Polynomial Constant Value -38.44197991769761 1.383079235354671 -0.005222666145073163 2.I29300323439054e-005 -3.68I46I7920I2786e-008 2.341769013081753e-011 400 m m H g 5

1.059575435821898 -0.002797604639908968 l.I7I939102029285e-005 -I.94886755414I254e-008 209850868949959e-0Il

c,
c.

Pressure Order ofthe Expression Polynomial Constant Name

300 mmHg 5
Polynomial Constant Value -46.21546807419509 1.752744925528532 -0.00828888484647905 3.486289179832625e-005 -6.448200663179693e-008 4.374364872I323I4e-0Il

Polynomial Constant Value -29.64459969289601 1.454257622928708 -0.005063669466494503 2.092687345367494e-005 -3.797053613197043e-008 2.536417829122271e-01I

228

Table A.25 Continued Pressure Order of the Expression Polynomial Constant Name 500 mmHg 5 Polynomial Constant Value -15.75690979277715
"1
C-,

600 mmHg 5 Polynomial Constant Value -19.58084477111697 1.597486192593351 -0.008274154270111467 4.942406480523687e-005 -I.46668I26477234e-007 2.125436487237804e-010 -1.201000766633333e-0I3

1.200692083148169 -0.002377156030320293 9.557379709423941e-006 -1.668142990407517e-008 1.0758158373411Ie-011

Ci

c,
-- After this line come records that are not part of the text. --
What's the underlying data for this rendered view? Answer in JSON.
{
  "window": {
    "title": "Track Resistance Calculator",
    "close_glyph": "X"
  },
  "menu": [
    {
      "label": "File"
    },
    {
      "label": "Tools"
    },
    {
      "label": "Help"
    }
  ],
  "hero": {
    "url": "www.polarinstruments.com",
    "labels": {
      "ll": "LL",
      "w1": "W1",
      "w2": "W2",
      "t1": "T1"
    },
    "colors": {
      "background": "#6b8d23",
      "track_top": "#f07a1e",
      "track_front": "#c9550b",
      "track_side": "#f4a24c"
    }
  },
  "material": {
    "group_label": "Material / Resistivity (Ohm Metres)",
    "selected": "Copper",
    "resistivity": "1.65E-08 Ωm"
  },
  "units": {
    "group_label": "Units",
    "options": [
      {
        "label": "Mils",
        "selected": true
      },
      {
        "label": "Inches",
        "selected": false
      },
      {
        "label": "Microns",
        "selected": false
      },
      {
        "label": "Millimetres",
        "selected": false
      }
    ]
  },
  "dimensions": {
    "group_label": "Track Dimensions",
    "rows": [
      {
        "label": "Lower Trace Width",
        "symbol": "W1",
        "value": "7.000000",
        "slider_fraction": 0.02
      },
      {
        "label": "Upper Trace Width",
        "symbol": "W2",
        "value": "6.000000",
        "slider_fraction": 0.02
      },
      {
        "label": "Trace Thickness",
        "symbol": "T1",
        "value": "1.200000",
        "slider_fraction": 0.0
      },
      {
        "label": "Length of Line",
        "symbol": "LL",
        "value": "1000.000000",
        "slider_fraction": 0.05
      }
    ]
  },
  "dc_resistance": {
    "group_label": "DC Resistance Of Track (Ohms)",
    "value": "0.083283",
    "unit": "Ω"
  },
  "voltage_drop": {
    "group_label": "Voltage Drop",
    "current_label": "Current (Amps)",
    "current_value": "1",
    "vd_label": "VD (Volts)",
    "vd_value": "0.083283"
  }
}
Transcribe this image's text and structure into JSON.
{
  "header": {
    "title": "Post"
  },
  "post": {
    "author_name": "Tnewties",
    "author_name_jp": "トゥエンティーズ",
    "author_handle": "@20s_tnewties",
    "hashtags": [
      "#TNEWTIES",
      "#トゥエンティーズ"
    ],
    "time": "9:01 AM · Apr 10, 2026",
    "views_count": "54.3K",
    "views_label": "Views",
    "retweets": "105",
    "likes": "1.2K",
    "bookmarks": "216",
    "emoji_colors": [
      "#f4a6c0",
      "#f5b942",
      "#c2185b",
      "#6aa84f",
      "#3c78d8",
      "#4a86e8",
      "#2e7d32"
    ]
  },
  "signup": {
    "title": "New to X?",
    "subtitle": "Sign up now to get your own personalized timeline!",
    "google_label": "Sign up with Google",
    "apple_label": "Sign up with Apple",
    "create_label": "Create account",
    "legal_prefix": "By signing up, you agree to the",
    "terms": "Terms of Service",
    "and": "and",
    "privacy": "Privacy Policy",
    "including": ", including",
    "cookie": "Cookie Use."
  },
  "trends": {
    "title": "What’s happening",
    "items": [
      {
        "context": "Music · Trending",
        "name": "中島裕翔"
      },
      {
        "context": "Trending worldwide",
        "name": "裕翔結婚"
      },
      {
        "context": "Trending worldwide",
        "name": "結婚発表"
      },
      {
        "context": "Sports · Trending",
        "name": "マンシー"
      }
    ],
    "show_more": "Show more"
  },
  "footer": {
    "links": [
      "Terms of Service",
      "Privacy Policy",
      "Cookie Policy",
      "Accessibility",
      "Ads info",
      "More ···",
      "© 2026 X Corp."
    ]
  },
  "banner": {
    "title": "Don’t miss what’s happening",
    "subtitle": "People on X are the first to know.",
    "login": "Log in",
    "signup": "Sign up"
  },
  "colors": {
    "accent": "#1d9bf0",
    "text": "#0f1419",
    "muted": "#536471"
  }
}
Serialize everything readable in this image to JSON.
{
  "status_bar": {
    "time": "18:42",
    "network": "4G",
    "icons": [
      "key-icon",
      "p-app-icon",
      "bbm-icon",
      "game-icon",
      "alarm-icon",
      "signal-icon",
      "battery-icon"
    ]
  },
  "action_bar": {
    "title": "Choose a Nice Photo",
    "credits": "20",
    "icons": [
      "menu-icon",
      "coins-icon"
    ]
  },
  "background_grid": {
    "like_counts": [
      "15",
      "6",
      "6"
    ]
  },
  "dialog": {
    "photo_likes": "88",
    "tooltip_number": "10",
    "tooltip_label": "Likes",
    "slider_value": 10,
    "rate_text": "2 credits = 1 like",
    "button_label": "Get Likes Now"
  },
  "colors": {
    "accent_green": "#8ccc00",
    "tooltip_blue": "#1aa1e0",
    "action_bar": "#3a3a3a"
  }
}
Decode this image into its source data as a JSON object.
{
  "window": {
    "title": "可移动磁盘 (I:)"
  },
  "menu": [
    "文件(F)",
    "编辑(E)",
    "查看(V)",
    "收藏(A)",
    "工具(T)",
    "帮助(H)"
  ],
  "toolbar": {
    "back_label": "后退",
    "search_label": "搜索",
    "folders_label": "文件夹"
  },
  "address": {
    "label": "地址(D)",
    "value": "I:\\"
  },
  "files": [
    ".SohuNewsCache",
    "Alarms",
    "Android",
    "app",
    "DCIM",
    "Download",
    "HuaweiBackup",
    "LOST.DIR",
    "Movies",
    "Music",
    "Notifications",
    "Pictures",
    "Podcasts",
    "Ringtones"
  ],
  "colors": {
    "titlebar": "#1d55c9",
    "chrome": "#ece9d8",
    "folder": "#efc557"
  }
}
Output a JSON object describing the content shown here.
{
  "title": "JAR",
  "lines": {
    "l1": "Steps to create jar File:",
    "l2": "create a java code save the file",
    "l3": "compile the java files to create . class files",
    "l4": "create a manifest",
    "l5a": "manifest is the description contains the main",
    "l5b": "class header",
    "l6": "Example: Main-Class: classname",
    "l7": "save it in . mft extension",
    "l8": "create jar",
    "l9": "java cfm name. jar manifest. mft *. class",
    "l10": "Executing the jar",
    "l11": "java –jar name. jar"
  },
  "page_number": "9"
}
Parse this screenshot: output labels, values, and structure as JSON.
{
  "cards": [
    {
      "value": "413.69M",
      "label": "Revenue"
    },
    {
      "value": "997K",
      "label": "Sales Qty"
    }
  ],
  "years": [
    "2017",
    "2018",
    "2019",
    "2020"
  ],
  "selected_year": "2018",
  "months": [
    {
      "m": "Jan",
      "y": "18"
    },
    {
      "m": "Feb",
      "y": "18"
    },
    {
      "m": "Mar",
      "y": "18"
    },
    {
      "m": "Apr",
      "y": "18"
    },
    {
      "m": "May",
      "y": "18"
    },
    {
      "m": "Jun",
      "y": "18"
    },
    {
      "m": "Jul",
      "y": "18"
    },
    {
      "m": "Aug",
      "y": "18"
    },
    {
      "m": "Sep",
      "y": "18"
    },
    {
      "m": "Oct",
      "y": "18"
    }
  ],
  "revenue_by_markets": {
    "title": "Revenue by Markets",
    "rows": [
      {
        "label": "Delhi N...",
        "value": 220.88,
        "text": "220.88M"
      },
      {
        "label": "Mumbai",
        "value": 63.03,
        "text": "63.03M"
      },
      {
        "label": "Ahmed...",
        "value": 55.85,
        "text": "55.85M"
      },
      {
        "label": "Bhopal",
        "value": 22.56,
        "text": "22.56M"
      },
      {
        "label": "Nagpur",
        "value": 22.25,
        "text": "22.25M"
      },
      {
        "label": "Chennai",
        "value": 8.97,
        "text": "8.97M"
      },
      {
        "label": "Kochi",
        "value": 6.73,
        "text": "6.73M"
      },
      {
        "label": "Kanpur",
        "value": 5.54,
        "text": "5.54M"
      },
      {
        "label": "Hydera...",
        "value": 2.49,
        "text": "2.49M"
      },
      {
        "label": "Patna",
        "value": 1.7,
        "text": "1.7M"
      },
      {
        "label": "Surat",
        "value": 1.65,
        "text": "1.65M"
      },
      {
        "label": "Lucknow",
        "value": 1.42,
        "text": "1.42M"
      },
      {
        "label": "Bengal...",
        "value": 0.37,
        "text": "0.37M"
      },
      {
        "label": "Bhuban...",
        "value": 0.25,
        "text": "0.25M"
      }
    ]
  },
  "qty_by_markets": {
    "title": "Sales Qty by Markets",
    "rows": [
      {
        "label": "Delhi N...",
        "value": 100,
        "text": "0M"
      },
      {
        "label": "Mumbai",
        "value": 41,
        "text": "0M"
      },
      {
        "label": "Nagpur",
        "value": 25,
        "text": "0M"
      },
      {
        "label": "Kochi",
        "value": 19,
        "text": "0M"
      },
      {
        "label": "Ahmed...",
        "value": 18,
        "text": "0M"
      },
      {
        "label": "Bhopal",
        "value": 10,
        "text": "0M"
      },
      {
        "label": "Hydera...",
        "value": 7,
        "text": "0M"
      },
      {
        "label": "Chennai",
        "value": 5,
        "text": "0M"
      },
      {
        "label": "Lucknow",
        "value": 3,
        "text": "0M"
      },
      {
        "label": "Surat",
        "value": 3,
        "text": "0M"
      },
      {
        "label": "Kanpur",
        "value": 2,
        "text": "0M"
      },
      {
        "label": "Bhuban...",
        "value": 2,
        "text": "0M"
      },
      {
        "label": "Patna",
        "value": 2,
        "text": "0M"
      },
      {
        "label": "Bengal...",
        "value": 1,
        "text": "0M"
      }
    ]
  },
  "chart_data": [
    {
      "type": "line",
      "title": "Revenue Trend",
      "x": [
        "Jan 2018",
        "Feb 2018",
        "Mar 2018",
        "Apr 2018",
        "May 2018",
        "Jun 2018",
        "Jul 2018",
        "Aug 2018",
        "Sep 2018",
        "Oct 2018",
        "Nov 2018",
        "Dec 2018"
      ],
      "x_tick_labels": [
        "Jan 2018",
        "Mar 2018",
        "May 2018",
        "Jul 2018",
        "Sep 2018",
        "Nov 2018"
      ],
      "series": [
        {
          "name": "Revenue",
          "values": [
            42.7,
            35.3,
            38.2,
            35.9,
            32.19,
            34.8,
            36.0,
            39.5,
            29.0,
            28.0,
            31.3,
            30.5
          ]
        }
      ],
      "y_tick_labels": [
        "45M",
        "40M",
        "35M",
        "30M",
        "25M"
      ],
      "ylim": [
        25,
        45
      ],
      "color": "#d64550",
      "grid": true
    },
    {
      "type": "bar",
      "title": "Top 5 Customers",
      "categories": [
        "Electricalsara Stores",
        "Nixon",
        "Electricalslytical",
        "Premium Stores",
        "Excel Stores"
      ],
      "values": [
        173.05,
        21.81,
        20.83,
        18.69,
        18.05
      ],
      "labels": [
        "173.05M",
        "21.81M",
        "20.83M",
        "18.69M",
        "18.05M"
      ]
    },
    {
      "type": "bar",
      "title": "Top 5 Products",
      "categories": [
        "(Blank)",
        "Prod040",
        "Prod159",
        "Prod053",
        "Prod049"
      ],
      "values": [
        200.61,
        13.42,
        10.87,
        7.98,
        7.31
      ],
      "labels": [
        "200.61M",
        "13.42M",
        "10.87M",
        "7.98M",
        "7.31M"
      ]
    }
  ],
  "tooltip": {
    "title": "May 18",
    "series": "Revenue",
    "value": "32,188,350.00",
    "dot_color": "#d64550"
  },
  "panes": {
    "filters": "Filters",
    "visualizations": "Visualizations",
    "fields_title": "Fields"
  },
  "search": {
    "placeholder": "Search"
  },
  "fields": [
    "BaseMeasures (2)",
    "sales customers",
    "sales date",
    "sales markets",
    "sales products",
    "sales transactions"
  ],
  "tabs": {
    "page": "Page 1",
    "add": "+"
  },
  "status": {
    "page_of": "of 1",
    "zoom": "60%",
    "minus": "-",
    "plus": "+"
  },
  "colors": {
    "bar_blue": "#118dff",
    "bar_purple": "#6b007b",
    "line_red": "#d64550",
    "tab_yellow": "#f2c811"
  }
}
' The range of T50 that the correlations apply is from 50 to 500C. ^The polynomial expression is regressed from the curves in Figure II-1-24 in Lin (1988).

229